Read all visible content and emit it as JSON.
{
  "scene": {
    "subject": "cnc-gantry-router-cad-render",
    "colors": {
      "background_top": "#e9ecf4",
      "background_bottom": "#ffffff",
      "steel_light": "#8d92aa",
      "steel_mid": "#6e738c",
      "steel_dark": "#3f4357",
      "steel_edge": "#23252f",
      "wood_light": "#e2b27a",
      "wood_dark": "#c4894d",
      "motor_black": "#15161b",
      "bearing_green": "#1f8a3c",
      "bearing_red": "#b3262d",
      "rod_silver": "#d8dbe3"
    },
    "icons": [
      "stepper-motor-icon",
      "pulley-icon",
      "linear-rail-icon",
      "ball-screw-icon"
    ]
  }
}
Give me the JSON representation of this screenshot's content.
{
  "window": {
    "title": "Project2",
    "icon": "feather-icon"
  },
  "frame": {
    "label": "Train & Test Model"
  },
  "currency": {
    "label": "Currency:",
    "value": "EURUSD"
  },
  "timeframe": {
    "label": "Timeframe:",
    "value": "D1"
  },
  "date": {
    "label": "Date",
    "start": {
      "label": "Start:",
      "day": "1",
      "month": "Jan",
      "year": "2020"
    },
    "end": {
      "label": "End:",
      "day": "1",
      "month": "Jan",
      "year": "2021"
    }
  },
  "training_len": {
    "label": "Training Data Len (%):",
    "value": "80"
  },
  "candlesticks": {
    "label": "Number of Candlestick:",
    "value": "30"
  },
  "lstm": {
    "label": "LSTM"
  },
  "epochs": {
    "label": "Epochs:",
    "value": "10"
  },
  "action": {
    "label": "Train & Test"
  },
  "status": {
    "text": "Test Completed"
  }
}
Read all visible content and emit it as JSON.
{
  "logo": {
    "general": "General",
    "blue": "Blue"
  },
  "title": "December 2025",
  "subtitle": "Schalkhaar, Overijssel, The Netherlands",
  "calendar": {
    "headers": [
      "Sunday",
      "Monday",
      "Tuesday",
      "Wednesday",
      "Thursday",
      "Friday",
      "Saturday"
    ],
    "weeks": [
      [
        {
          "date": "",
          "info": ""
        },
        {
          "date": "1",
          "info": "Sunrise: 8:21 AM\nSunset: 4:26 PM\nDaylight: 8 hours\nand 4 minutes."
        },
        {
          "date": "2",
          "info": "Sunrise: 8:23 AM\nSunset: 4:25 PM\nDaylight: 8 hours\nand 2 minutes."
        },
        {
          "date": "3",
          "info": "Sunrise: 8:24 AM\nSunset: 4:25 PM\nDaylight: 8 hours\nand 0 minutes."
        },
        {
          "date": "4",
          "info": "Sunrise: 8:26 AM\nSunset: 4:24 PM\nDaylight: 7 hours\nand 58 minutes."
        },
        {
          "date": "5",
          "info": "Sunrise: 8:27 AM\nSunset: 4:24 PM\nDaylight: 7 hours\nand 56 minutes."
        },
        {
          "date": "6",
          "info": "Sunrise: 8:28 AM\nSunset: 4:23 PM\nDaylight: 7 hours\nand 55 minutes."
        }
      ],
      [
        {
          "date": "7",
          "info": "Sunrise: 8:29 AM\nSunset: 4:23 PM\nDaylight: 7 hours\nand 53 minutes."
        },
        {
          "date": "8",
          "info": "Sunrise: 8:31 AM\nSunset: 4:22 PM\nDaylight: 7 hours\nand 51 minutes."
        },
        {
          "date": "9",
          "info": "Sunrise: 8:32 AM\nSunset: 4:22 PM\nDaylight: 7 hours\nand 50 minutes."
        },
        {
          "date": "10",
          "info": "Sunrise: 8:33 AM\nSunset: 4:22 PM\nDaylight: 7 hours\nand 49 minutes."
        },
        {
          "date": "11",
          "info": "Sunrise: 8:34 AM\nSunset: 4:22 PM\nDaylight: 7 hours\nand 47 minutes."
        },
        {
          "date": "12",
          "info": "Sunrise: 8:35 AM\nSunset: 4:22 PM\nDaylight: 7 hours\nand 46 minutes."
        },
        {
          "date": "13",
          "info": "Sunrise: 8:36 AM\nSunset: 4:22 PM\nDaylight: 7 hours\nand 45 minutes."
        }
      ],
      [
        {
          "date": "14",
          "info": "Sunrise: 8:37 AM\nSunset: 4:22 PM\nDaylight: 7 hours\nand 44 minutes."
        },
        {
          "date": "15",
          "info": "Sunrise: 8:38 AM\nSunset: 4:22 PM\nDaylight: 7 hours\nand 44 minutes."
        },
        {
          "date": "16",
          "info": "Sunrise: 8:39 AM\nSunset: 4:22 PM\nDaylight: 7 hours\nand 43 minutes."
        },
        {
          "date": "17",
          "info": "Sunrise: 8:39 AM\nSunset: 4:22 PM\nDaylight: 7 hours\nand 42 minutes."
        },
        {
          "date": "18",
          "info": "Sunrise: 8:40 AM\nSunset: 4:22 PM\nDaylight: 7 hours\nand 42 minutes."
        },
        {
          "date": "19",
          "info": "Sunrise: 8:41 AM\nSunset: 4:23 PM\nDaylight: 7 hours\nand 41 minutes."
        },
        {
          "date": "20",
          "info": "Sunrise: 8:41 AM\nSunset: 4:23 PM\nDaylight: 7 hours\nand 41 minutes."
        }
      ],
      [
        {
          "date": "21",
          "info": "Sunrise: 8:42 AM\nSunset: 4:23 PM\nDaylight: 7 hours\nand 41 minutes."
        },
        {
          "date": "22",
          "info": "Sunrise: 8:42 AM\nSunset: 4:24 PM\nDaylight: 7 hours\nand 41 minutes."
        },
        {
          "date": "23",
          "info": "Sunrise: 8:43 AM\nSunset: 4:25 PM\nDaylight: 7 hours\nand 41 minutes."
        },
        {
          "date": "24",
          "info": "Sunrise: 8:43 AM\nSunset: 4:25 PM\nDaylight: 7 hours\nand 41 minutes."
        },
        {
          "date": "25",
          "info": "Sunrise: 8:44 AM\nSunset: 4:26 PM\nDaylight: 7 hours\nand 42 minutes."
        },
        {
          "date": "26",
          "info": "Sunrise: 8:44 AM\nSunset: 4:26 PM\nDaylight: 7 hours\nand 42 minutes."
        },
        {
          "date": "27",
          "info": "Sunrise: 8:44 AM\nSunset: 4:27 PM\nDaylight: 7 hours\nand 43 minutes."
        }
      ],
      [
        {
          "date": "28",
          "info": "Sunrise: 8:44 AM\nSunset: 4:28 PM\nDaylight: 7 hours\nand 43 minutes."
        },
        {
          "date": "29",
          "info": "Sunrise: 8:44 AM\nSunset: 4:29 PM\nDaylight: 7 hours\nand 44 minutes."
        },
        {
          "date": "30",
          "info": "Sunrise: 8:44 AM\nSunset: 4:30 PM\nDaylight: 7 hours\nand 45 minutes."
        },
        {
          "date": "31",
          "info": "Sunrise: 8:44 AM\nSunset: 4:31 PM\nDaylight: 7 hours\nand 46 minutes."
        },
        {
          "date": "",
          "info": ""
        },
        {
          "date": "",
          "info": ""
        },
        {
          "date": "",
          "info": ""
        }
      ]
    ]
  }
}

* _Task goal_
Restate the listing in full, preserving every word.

* _Response for this exercise_
Read all visible content and emit it as JSON.
{
  "scene": {
    "subject": "cnc-gantry-router-cad-render",
    "colors": {
      "background_top": "#e9ecf4",
      "background_bottom": "#ffffff",
      "steel_light": "#8d92aa",
      "steel_mid": "#6e738c",
      "steel_dark": "#3f4357",
      "steel_edge": "#23252f",
      "wood_light": "#e2b27a",
      "wood_dark": "#c4894d",
      "motor_black": "#15161b",
      "bearing_green": "#1f8a3c",
      "bearing_red": "#b3262d",
      "rod_silver": "#d8dbe3"
    },
    "icons": [
      "stepper-motor-icon",
      "pulley-icon",
      "linear-rail-icon",
      "ball-screw-icon"
    ]
  }
}
Give me the JSON representation of this screenshot's content.
{
  "window": {
    "title": "Project2",
    "icon": "feather-icon"
  },
  "frame": {
    "label": "Train & Test Model"
  },
  "currency": {
    "label": "Currency:",
    "value": "EURUSD"
  },
  "timeframe": {
    "label": "Timeframe:",
    "value": "D1"
  },
  "date": {
    "label": "Date",
    "start": {
      "label": "Start:",
      "day": "1",
      "month": "Jan",
      "year": "2020"
    },
    "end": {
      "label": "End:",
      "day": "1",
      "month": "Jan",
      "year": "2021"
    }
  },
  "training_len": {
    "label": "Training Data Len (%):",
    "value": "80"
  },
  "candlesticks": {
    "label": "Number of Candlestick:",
    "value": "30"
  },
  "lstm": {
    "label": "LSTM"
  },
  "epochs": {
    "label": "Epochs:",
    "value": "10"
  },
  "action": {
    "label": "Train & Test"
  },
  "status": {
    "text": "Test Completed"
  }
}
Read all visible content and emit it as JSON.
{
  "logo": {
    "general": "General",
    "blue": "Blue"
  },
  "title": "December 2025",
  "subtitle": "Schalkhaar, Overijssel, The Netherlands",
  "calendar": {
    "headers": [
      "Sunday",
      "Monday",
      "Tuesday",
      "Wednesday",
      "Thursday",
      "Friday",
      "Saturday"
    ],
    "weeks": [
      [
        {
          "date": "",
          "info": ""
        },
        {
          "date": "1",
          "info": "Sunrise: 8:21 AM\nSunset: 4:26 PM\nDaylight: 8 hours\nand 4 minutes."
        },
        {
          "date": "2",
          "info": "Sunrise: 8:23 AM\nSunset: 4:25 PM\nDaylight: 8 hours\nand 2 minutes."
        },
        {
          "date": "3",
          "info": "Sunrise: 8:24 AM\nSunset: 4:25 PM\nDaylight: 8 hours\nand 0 minutes."
        },
        {
          "date": "4",
          "info": "Sunrise: 8:26 AM\nSunset: 4:24 PM\nDaylight: 7 hours\nand 58 minutes."
        },
        {
          "date": "5",
          "info": "Sunrise: 8:27 AM\nSunset: 4:24 PM\nDaylight: 7 hours\nand 56 minutes."
        },
        {
          "date": "6",
          "info": "Sunrise: 8:28 AM\nSunset: 4:23 PM\nDaylight: 7 hours\nand 55 minutes."
        }
      ],
      [
        {
          "date": "7",
          "info": "Sunrise: 8:29 AM\nSunset: 4:23 PM\nDaylight: 7 hours\nand 53 minutes."
        },
        {
          "date": "8",
          "info": "Sunrise: 8:31 AM\nSunset: 4:22 PM\nDaylight: 7 hours\nand 51 minutes."
        },
        {
          "date": "9",
          "info": "Sunrise: 8:32 AM\nSunset: 4:22 PM\nDaylight: 7 hours\nand 50 minutes."
        },
        {
          "date": "10",
          "info": "Sunrise: 8:33 AM\nSunset: 4:22 PM\nDaylight: 7 hours\nand 49 minutes."
        },
        {
          "date": "11",
          "info": "Sunrise: 8:34 AM\nSunset: 4:22 PM\nDaylight: 7 hours\nand 47 minutes."
        },
        {
          "date": "12",
          "info": "Sunrise: 8:35 AM\nSunset: 4:22 PM\nDaylight: 7 hours\nand 46 minutes."
        },
        {
          "date": "13",
          "info": "Sunrise: 8:36 AM\nSunset: 4:22 PM\nDaylight: 7 hours\nand 45 minutes."
        }
      ],
      [
        {
          "date": "14",
          "info": "Sunrise: 8:37 AM\nSunset: 4:22 PM\nDaylight: 7 hours\nand 44 minutes."
        },
        {
          "date": "15",
          "info": "Sunrise: 8:38 AM\nSunset: 4:22 PM\nDaylight: 7 hours\nand 44 minutes."
        },
        {
          "date": "16",
          "info": "Sunrise: 8:39 AM\nSunset: 4:22 PM\nDaylight: 7 hours\nand 43 minutes."
        },
        {
          "date": "17",
          "info": "Sunrise: 8:39 AM\nSunset: 4:22 PM\nDaylight: 7 hours\nand 42 minutes."
        },
        {
          "date": "18",
          "info": "Sunrise: 8:40 AM\nSunset: 4:22 PM\nDaylight: 7 hours\nand 42 minutes."
        },
        {
          "date": "19",
          "info": "Sunrise: 8:41 AM\nSunset: 4:23 PM\nDaylight: 7 hours\nand 41 minutes."
        },
        {
          "date": "20",
          "info": "Sunrise: 8:41 AM\nSunset: 4:23 PM\nDaylight: 7 hours\nand 41 minutes."
        }
      ],
      [
        {
          "date": "21",
          "info": "Sunrise: 8:42 AM\nSunset: 4:23 PM\nDaylight: 7 hours\nand 41 minutes."
        },
        {
          "date": "22",
          "info": "Sunrise: 8:42 AM\nSunset: 4:24 PM\nDaylight: 7 hours\nand 41 minutes."
        },
        {
          "date": "23",
          "info": "Sunrise: 8:43 AM\nSunset: 4:25 PM\nDaylight: 7 hours\nand 41 minutes."
        },
        {
          "date": "24",
          "info": "Sunrise: 8:43 AM\nSunset: 4:25 PM\nDaylight: 7 hours\nand 41 minutes."
        },
        {
          "date": "25",
          "info": "Sunrise: 8:44 AM\nSunset: 4:26 PM\nDaylight: 7 hours\nand 42 minutes."
        },
        {
          "date": "26",
          "info": "Sunrise: 8:44 AM\nSunset: 4:26 PM\nDaylight: 7 hours\nand 42 minutes."
        },
        {
          "date": "27",
          "info": "Sunrise: 8:44 AM\nSunset: 4:27 PM\nDaylight: 7 hours\nand 43 minutes."
        }
      ],
      [
        {
          "date": "28",
          "info": "Sunrise: 8:44 AM\nSunset: 4:28 PM\nDaylight: 7 hours\nand 43 minutes."
        },
        {
          "date": "29",
          "info": "Sunrise: 8:44 AM\nSunset: 4:29 PM\nDaylight: 7 hours\nand 44 minutes."
        },
        {
          "date": "30",
          "info": "Sunrise: 8:44 AM\nSunset: 4:30 PM\nDaylight: 7 hours\nand 45 minutes."
        },
        {
          "date": "31",
          "info": "Sunrise: 8:44 AM\nSunset: 4:31 PM\nDaylight: 7 hours\nand 46 minutes."
        },
        {
          "date": "",
          "info": ""
        },
        {
          "date": "",
          "info": ""
        },
        {
          "date": "",
          "info": ""
        }
      ]
    ]
  }
}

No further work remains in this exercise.